» Your goal: Identify every line in the records below that contains the word "JSON", and copy each of those lines.

++++++

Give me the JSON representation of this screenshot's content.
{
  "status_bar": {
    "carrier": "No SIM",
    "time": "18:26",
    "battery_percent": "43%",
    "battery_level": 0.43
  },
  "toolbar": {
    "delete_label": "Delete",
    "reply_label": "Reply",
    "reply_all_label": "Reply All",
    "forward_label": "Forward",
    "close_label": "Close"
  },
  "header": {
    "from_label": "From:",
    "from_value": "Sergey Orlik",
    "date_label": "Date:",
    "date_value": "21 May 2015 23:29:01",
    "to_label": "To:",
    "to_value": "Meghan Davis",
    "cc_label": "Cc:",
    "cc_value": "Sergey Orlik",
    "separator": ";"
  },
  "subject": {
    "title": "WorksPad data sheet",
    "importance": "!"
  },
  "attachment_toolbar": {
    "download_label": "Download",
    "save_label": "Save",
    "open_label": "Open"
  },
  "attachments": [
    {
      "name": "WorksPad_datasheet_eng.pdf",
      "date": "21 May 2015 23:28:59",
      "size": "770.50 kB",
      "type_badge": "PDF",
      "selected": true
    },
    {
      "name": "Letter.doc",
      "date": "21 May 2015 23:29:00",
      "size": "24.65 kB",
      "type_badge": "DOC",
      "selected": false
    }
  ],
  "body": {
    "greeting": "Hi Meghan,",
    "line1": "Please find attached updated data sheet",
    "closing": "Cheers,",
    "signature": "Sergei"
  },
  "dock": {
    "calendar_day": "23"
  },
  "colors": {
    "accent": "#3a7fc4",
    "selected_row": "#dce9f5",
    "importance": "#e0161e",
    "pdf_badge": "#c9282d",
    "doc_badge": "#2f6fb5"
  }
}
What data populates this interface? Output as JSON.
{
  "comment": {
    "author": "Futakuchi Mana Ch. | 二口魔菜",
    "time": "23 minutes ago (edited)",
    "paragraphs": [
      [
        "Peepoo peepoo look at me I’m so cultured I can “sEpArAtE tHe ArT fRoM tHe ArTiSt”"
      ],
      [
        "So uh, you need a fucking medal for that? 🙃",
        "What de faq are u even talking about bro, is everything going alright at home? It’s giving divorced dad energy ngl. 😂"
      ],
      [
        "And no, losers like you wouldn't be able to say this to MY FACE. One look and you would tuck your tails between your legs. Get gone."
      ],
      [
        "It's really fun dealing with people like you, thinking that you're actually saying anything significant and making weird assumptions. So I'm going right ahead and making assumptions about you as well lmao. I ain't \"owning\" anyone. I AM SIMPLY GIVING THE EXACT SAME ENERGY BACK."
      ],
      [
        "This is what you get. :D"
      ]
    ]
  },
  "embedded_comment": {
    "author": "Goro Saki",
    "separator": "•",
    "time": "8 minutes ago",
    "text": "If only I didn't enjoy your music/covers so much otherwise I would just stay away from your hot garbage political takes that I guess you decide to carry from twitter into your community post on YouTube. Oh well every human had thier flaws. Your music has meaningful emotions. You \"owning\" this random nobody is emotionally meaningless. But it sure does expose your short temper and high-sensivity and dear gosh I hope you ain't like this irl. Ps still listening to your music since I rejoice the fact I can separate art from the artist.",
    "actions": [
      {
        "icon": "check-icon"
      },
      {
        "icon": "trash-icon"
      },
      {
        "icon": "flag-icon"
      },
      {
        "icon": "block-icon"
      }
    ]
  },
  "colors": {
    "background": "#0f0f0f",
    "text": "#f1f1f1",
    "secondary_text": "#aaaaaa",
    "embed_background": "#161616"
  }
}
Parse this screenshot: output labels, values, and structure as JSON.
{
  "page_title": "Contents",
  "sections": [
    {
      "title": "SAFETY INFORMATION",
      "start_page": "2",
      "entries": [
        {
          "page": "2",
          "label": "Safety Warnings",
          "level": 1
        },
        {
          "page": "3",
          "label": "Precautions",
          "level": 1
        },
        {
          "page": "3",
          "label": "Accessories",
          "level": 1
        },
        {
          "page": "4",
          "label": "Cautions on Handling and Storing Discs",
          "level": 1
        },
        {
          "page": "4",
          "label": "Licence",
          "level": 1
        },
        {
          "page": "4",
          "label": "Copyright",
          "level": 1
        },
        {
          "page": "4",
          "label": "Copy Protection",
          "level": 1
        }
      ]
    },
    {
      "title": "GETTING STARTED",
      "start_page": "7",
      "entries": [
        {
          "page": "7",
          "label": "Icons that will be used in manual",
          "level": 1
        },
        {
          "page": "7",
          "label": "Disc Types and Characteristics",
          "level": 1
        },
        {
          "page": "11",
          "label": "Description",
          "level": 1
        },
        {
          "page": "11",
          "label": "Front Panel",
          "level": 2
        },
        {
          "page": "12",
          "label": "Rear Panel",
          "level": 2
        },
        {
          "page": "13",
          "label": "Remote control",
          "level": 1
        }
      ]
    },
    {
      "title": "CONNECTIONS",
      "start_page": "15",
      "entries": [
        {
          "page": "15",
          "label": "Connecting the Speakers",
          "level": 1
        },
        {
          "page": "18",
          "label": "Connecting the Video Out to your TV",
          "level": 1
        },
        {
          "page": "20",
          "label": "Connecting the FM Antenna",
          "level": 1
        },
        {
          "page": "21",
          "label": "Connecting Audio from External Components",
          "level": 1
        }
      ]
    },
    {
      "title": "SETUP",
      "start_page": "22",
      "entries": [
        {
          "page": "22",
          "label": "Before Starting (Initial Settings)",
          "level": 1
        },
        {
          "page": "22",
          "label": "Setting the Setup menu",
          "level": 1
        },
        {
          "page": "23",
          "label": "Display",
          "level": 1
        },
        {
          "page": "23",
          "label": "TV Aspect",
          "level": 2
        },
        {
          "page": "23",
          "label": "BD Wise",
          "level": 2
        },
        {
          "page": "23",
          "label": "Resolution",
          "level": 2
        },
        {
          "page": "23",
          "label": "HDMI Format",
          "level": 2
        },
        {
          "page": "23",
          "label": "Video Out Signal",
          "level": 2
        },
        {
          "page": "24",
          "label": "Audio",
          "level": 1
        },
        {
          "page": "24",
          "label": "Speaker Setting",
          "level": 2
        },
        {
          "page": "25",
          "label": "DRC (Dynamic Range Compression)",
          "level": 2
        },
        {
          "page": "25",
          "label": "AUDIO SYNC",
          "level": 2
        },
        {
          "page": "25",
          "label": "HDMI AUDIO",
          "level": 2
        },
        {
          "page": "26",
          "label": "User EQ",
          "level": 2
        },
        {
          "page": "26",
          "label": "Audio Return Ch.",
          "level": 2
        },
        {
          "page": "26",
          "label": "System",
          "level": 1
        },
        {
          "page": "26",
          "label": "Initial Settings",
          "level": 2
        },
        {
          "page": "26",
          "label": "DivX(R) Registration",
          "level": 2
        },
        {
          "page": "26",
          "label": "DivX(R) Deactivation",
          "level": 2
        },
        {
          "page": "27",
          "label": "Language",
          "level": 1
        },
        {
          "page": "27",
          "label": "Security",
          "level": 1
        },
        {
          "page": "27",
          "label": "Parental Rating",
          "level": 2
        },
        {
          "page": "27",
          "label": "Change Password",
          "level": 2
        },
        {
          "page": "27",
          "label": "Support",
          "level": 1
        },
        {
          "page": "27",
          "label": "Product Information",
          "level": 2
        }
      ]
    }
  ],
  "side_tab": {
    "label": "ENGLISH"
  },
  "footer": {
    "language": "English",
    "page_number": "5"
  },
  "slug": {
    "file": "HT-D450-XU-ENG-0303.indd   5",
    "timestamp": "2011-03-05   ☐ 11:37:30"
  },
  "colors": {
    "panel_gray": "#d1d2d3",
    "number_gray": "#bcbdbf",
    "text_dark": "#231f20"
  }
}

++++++

» Finished exercise:
Give me the JSON representation of this screenshot's content.
What data populates this interface? Output as JSON.
Parse this screenshot: output labels, values, and structure as JSON.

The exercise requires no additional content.